For three days Mongolians will be watching Three Games of Men: Mongolian wrestling, horse racing and archery. The festivities start in Ulaanbaatar and then expand to all aimags and soums throughout July.
Mercy Corps wishes our staff, partners and beneficiaries a Happy Naadam!
Hovd aimag is famous for its watermelons, cucumber, tomatoes and other vegetables. For more than 300 years, the local residents have been growing vegetables along Buyant river. Fertile soil, abundant water resources and hard-working people are main factors of success.
Hovd aimag leads all western aimags in terms of vegetable production. On the national level, the aimag is behind only Selenge and Tuv, main agricultural regions of Mongolia. In autumn, the market gets oversupplied and vegetable prices drop. Hovd has difficulties finding a big market for its produce. It supplies all neighboring aimags but the real market is in Ulaanbaatar, thousands of km away.
Camels have developed unique biological mechanisms that help them to adapt to harsh and extreme environment and go without water and food for weeks. Camel’s humps consist of stored fat that support them when food and water is scarce. Body temperature of camels fluctuates throughout a day from 340C to 41.70C. This allows the camel to conserve water by not sweating as the environmental temperature rises. When water is available, they can drink up to 57 liters of water at one drinking session. Another difference is their ability to drink salty water.
Size of camels helps them to find and eat tall grass and trees that no other animal can reach. Faced with lack of food, camels can increase size of their stomachs and slowly digest food. These unique abilities of camels help them survive dzuds and other natural disasters more than any other animals. It was observed that herders lost less than 4% of camel herd during any major dzud occurred in the last 60 years, whereas losses of other types of livestock were between 15% and 40%. So camels are crucial for local communities to support their livelihoods, protect against natural disasters and develop their resilience skills.
MOR2 project assessed performance of formally organized herder groups, or community based rangeland management organizations (CBRM) in 10 aimags. Their research showed that CBRM communities have higher social outcomes than communities without formal CBRM organizations. These communities use more traditional and innovative rangeland and livestock management practices, are more pro-active in solving problems and communicating with local authorities, have larger social networks, and higher levels of trust and mutual assistance.
Local organizations, government and non-government, frequently invite our staff to help conduct trainings, provide consultancies, share best practices and lessons learned, evaluate bids and give presentations at different meetings and conferences. According to the data, collected by the aimags, our rural staff participated in 89 activities organized and funded by local organizations during the first five months of this year. 2568 individuals directly benefited from these activities. More than half of these activities (46) were meetings and 54% of all meetings were organized to evaluate bids. Our staff provided 28 trainings and consultancies (31%) to rural residents.
We are proud for being able to contribute to local development, even though most of our projects ended.
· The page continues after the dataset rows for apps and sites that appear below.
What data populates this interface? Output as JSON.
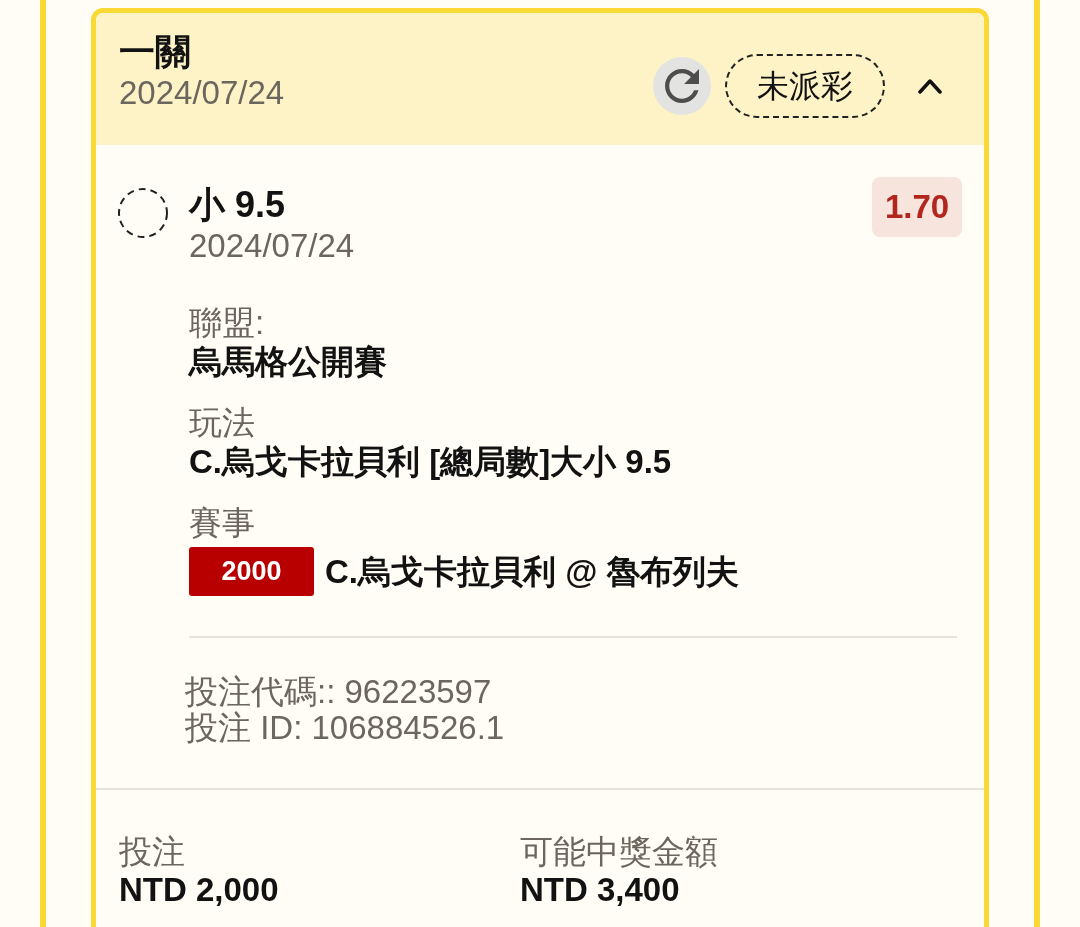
{
  "bet_card": {
    "header": {
      "title": "一關",
      "date": "2024/07/24",
      "status": "未派彩",
      "expanded": true
    },
    "selection": {
      "name": "小 9.5",
      "date": "2024/07/24",
      "odds": "1.70"
    },
    "details": [
      {
        "label": "聯盟:",
        "value": "烏馬格公開賽"
      },
      {
        "label": "玩法",
        "value": "C.烏戈卡拉貝利 [總局數]大小 9.5"
      },
      {
        "label": "賽事",
        "badge": "2000",
        "value": "C.烏戈卡拉貝利 @ 魯布列夫"
      }
    ],
    "bet_codes": [
      "投注代碼:: 96223597",
      "投注 ID: 106884526.1"
    ],
    "summary": [
      {
        "label": "投注",
        "value": "NTD 2,000"
      },
      {
        "label": "可能中獎金額",
        "value": "NTD 3,400"
      }
    ]
  }
}
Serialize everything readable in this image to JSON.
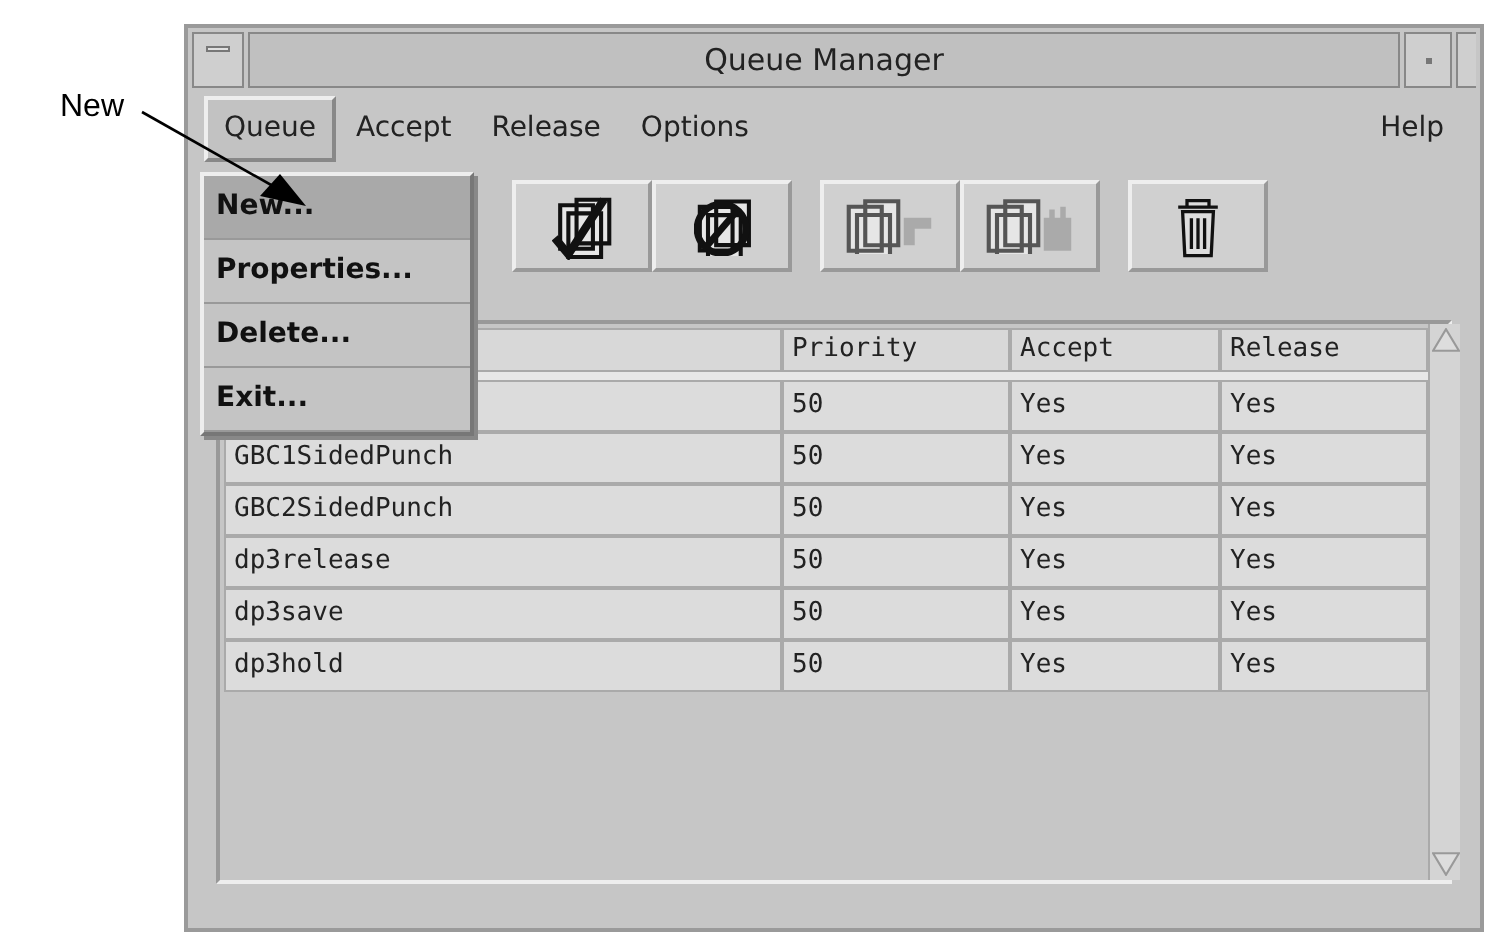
{
  "callout": {
    "label": "New"
  },
  "window": {
    "title": "Queue Manager"
  },
  "menubar": [
    {
      "label": "Queue",
      "selected": true
    },
    {
      "label": "Accept",
      "selected": false
    },
    {
      "label": "Release",
      "selected": false
    },
    {
      "label": "Options",
      "selected": false
    },
    {
      "label": "Help",
      "selected": false
    }
  ],
  "menu": [
    {
      "label": "New...",
      "selected": true
    },
    {
      "label": "Properties...",
      "selected": false
    },
    {
      "label": "Delete...",
      "selected": false
    },
    {
      "label": "Exit...",
      "selected": false
    }
  ],
  "toolbar": [
    {
      "kind": "accept",
      "disabled": false
    },
    {
      "kind": "reject",
      "disabled": false
    },
    {
      "kind": "release",
      "disabled": true
    },
    {
      "kind": "hold",
      "disabled": true
    },
    {
      "kind": "delete",
      "disabled": false
    }
  ],
  "table": {
    "columns": [
      "Priority",
      "Accept",
      "Release"
    ],
    "rows": [
      {
        "cells": [
          "50",
          "Yes",
          "Yes"
        ]
      },
      {
        "name": "GBC1SidedPunch",
        "cells": [
          "50",
          "Yes",
          "Yes"
        ]
      },
      {
        "name": "GBC2SidedPunch",
        "cells": [
          "50",
          "Yes",
          "Yes"
        ]
      },
      {
        "name": "dp3release",
        "cells": [
          "50",
          "Yes",
          "Yes"
        ]
      },
      {
        "name": "dp3save",
        "cells": [
          "50",
          "Yes",
          "Yes"
        ]
      },
      {
        "name": "dp3hold",
        "cells": [
          "50",
          "Yes",
          "Yes"
        ]
      }
    ]
  }
}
This trust our local partners place in us proves that Mercy Corps is highly valued and respected by rural people. We would like to thank our field teams for their level of commitment and dedication in building and maintaining our reputation.